Creating categories was easy – simply use the indent / outdent buttons on the ribbon to shift tasks in/out of being subtasks respectively. With Automatic scheduling turned on, parent tasks (i.e. categories) automatically update their duration, start and end times according to subtask durations. By adding links between tasks and turning on Automatic scheduling you can get tasks to follow each other on the gantt chart, with their start time calculated from earlier tasks and end date from the duration. All the buttons for doing this can be found in the Tasks tab of the ribbon menu.

Summer 2015 Gantt Chart

Summer 2015 Gantt Chart

I made use of one final feature. The first was changing the working hours. This can be done by going to the Project tab in the ribbon bar and clicking Change Working Time. The window you are presented with is frustrating and unintuitive at best, so I will endeavour to explain. However, please take note that changing the working hours will cause Project to automatically re-calculate any durations that you have already entered into tasks. I couldn’t find a way to stop this (though I expect one probably exists). Anyway, the window you are presented with shows you the current working hours.
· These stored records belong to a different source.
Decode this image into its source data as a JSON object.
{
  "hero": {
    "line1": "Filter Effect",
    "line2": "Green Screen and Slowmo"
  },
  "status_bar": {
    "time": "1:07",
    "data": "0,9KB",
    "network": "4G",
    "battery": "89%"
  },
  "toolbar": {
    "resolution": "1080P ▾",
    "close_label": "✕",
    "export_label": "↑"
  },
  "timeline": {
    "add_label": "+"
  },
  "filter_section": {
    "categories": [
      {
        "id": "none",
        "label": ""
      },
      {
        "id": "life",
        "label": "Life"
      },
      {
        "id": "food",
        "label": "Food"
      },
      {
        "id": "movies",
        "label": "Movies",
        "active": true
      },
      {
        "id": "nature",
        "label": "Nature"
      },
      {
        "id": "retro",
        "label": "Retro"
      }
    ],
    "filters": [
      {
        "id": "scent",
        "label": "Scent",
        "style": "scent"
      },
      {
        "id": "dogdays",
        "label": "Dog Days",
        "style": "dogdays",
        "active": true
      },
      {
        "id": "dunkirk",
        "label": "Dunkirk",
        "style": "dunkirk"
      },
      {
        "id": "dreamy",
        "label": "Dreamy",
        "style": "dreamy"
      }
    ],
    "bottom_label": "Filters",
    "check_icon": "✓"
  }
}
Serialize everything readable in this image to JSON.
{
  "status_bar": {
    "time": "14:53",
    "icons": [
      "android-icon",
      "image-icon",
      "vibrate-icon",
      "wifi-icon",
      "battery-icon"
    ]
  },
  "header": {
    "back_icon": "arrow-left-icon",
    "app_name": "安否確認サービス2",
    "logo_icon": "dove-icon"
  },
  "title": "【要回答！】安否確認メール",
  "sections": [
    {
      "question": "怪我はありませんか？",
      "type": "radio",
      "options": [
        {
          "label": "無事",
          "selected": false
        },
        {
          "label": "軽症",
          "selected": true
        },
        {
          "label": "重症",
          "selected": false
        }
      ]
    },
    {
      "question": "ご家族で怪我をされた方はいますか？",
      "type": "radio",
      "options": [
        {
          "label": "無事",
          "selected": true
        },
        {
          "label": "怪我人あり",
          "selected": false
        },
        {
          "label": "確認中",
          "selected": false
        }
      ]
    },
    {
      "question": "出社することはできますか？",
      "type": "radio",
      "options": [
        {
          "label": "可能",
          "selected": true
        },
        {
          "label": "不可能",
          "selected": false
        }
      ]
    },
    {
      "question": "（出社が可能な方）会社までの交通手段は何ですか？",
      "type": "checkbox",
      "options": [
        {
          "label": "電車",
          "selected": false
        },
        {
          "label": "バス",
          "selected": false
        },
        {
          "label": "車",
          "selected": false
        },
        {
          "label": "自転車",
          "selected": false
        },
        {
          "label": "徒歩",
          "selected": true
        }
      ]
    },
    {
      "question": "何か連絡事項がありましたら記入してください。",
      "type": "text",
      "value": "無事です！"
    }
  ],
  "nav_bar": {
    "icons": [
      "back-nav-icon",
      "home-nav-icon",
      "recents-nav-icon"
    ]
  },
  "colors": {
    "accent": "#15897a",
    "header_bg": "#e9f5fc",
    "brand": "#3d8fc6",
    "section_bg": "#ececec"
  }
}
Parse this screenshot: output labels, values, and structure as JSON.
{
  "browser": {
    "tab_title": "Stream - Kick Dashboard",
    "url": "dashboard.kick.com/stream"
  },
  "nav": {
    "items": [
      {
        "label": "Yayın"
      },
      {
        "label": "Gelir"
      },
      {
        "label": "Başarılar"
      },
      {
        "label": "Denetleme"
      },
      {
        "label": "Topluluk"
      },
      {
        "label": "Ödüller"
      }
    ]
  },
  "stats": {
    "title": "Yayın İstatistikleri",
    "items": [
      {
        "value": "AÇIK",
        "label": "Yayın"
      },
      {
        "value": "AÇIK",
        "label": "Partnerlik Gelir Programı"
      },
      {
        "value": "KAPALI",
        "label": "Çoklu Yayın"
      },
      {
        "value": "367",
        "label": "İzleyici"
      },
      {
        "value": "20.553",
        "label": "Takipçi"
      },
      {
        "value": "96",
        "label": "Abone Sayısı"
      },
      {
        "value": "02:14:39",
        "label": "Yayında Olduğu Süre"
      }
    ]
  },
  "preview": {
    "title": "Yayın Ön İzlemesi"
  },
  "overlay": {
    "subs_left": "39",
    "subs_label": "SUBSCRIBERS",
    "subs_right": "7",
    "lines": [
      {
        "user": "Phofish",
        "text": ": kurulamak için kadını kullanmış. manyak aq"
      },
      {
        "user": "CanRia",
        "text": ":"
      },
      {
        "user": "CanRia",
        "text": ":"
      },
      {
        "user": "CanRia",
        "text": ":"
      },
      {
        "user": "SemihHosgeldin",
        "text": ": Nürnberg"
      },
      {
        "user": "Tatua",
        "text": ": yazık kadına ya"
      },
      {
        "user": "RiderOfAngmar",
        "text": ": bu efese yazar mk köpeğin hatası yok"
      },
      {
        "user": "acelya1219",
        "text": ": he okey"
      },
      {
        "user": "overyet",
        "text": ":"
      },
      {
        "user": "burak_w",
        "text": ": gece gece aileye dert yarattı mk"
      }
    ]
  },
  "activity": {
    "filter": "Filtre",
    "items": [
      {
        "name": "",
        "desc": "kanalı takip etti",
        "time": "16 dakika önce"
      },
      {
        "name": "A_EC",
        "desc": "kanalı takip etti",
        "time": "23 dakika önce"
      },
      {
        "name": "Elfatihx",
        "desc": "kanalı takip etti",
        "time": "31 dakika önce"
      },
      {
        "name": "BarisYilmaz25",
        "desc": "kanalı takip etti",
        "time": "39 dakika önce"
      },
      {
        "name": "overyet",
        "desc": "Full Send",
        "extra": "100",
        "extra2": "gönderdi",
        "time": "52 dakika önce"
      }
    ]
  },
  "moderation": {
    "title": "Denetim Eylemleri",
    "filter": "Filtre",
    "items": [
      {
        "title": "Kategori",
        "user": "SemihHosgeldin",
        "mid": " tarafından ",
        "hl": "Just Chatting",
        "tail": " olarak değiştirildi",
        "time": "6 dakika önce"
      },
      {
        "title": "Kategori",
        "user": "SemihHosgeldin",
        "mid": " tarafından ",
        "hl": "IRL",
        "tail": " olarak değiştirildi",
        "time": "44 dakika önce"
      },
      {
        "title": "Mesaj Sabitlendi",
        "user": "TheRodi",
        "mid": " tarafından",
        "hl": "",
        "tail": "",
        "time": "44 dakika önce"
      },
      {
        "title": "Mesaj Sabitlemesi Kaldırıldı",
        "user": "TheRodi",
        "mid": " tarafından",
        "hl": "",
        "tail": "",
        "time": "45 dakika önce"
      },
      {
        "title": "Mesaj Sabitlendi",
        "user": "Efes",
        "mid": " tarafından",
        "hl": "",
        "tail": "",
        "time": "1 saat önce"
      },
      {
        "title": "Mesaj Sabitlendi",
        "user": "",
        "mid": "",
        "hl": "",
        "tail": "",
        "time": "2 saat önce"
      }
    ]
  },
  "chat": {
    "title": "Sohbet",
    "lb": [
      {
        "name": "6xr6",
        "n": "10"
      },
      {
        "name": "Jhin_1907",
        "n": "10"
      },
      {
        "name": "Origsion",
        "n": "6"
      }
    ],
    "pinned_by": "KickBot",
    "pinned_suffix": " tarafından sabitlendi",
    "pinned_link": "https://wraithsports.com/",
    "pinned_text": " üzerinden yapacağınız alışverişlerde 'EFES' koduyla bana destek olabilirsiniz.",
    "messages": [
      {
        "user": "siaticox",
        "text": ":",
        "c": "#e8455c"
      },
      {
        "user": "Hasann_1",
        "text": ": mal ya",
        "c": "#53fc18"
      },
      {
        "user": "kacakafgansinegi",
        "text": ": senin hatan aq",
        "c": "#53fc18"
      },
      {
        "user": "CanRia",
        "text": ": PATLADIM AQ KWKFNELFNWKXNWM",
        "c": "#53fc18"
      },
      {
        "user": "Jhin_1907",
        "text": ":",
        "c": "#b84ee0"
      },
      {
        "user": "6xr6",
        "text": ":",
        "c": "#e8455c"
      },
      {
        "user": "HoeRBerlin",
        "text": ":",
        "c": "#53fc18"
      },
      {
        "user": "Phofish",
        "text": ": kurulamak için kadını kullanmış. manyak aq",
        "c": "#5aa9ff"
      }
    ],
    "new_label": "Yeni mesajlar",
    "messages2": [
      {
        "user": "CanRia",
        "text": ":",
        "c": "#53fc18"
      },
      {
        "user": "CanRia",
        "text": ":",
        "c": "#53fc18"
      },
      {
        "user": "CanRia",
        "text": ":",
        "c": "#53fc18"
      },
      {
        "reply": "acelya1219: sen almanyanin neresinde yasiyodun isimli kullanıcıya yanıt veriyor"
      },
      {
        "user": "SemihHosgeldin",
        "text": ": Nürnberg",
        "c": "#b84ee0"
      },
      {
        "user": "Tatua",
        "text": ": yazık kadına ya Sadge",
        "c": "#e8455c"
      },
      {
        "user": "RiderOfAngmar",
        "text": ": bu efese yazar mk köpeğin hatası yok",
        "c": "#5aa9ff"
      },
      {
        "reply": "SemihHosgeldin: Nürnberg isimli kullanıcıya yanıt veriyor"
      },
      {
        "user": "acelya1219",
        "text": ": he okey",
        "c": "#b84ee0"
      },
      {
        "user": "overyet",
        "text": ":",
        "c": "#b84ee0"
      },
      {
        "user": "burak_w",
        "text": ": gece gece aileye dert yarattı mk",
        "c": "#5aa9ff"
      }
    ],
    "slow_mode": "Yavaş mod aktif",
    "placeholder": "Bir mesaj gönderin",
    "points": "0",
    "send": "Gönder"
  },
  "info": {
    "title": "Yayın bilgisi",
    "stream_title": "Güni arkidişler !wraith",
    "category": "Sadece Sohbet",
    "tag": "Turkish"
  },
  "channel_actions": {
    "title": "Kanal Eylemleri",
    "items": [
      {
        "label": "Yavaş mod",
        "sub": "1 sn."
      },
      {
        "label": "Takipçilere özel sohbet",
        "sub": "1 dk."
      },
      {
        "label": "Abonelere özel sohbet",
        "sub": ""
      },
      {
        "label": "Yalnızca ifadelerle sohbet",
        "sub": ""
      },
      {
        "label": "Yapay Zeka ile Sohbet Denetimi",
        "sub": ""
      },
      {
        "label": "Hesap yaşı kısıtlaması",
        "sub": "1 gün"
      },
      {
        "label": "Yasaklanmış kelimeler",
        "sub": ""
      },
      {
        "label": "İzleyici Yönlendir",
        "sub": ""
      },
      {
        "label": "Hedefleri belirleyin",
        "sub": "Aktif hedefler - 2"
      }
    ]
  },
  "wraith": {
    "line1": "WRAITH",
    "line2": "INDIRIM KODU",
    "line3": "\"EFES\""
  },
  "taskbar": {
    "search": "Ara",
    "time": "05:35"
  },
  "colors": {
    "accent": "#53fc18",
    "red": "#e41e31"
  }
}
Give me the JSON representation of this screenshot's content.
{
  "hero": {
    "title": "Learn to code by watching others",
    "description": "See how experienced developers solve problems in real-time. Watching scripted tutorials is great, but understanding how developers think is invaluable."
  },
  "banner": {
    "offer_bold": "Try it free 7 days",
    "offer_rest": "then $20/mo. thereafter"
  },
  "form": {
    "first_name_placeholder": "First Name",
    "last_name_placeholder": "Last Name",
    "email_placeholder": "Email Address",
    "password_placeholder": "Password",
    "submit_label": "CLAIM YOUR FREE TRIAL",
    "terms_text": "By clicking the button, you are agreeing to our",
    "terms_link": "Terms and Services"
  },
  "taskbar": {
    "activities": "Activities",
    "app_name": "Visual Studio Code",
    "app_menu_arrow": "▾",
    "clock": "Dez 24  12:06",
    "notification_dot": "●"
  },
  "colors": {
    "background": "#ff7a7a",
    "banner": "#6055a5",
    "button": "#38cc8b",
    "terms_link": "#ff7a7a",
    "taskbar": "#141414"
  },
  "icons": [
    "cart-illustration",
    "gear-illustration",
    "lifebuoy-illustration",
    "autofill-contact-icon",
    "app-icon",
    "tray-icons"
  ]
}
You can select from various templates to best match your needs or create your own template. Once you click the Create your own button you will asked to select a template to clone or start from blank. Then, you will be represented with the same window as before. This was frustrating for me as nothing seemed editable.

MS Project - Change working times window

Change working times window

To edit the working hours and days you need to edit two things commande viagra sans ordonnance. For general options, select the correct template then click the Options button at the bottom of the window. This will allow you to edit things like the day the week starts on, number of hours per week etc. After editing this, you may also want to edit which days people will be working on. For this, select the correct template in the Change working times window and then change the tab to Work Weeks. Then select Default (or another from the list) and click the Details button. This will let you later which days of the week people work on.

The last step in updating your Project’s working hours is to select your new calendar template as the calendar for your current project. Close the Change working times window and (from the same section of the Ribbon bar) click on Project Information. In the window that appears,.select your calendar template from the Calendar drop-down on the right.

Overall

Good software, lots of potential.

While I may not have used many of the packages features and only produced relatively simply plans, I can the potential. The learning curve isn’t too steep and with a bit of research I could get to grips better with this pretty quickly. Ultimately, I’m satisfied and it did the job I needed. That said, I’m glad I didn’t have to pay for it….